On the command line, you can set the time zone by setting the TZ environment variable or the _CS_TIMEZONE configuration string.

Note: If TZ isn't set, the system uses the value of the _CS_TIMEZONE configuration string instead. The POSIX standards include the TZ environment variable; _CS_TIMEZONE is a QNX Neutrino implementation. The description below applies to both.

Various time functions use the time-zone information to compute times relative to Coordinated Universal Time (UTC), formerly known as Greenwich Mean Time (GMT). You usually set the time on your computer to UTC. Use the date command if the time isn't automatically maintained by the computer hardware.

You can set the TZ environment variable by using the env utility or the export shell command. You can use setconf to set _CS_TIMEZONE. For example:

export TZ=PST8PDT

The format of the TZ environment variable or _CS_TIMEZONE string is as follows (spaces are for clarity only):

std offset dst offset, rule

The expanded format is as follows:


The components are:

std and dst
Three or more letters that you specify to designate the standard or daylight saving time zone. Only std is required. If you omit dst, then daylight saving time doesn't apply in this locale. Upper- and lowercase letters are allowed. Any characters except for a leading colon (:), digits, comma (,), minus (-), plus (+), and ASCII NUL (\0) are allowed.
The value you must add to the local time to arrive at Coordinated Universal Time (UTC). The offset has the form:


Minutes (mm) and seconds (ss) are optional. The hour (hh) is required; it may be a single digit.

The offset following std is required. If no offset follows dst, summer time is assumed to be one hour ahead of standard time.

You can use one or more digits; the value is always interpreted as a decimal number. The hour may be between 0 and 24; the minutes (and seconds), if present, between 0 and 59. If preceded by a -, the time zone is east of the prime meridian; otherwise it's west (which may be indicated by an optional preceding “+”).

Indicates when to change to and back from summer time. The rule has the form:


where the first date describes when the change from standard to summer time occurs, and the second date describes when the change back happens. Each time field describes when, in current local time, the change to the other time is made.

The format of date may be one of the following:

The Julian day n (1 <= n <= 365). Leap days aren't counted.

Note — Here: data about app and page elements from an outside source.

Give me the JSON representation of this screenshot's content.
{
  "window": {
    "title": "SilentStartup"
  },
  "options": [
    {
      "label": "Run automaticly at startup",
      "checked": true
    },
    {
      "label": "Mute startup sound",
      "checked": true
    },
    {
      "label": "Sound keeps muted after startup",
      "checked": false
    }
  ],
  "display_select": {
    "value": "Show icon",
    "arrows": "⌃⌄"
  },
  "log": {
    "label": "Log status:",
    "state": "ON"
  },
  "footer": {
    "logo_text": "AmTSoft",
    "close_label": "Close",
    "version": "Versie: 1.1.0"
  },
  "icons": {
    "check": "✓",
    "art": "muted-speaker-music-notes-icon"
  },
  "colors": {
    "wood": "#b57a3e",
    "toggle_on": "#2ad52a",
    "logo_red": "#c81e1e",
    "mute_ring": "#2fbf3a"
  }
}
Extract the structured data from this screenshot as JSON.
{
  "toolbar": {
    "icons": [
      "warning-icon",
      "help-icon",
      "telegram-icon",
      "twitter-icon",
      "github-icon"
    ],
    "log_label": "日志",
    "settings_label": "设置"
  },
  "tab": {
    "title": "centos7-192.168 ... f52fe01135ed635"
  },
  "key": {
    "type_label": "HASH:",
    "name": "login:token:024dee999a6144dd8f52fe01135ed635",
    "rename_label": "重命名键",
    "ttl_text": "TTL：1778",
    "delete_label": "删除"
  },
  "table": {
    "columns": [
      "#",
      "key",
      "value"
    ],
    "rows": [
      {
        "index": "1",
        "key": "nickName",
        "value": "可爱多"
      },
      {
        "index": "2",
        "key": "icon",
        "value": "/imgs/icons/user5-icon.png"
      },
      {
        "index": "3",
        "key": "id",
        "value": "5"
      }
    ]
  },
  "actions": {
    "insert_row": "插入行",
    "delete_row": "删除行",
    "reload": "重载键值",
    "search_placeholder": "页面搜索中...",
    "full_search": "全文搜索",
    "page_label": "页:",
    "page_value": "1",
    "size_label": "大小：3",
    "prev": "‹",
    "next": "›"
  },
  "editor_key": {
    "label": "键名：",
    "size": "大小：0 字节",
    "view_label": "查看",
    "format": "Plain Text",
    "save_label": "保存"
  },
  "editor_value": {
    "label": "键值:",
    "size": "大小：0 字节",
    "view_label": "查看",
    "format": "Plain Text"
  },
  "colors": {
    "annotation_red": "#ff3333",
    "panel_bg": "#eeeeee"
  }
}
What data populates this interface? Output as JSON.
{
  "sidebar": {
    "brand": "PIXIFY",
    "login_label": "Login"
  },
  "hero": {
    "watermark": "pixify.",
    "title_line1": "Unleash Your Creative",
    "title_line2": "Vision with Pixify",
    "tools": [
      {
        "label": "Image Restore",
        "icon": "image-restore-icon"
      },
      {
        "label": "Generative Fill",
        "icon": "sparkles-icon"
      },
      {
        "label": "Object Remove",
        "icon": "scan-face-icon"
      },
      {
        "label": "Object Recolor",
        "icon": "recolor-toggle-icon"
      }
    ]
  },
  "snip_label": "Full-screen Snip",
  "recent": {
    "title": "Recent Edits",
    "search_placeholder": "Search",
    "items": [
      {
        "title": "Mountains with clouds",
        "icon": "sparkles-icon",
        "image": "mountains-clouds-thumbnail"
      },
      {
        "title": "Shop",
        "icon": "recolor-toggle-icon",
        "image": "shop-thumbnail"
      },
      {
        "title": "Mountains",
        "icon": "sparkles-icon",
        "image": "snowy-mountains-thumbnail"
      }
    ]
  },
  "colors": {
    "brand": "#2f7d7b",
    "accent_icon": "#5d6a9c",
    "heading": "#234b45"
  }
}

That is, in all years—including leap years—February 28 is day 59 and March 1 is day 60. It's impossible to refer explicitly to the occasional February 29.
The zero-based Julian day (0 <= n <= 365). Leap years are counted; it's possible to refer to February 29.
The dth day (0 <= d <= 6) of week n of month m of the year (1 <= n <= 5, 1 <= m <= 12, where week 5 means “the last d day in month m, which may occur in the fourth or fifth week). Week 1 is the first week in which the dth day occurs. Day zero is Sunday.

The time has the same format as offset, except that no leading sign (“+” or “-”) is allowed. The default, if time is omitted, is 02:00:00.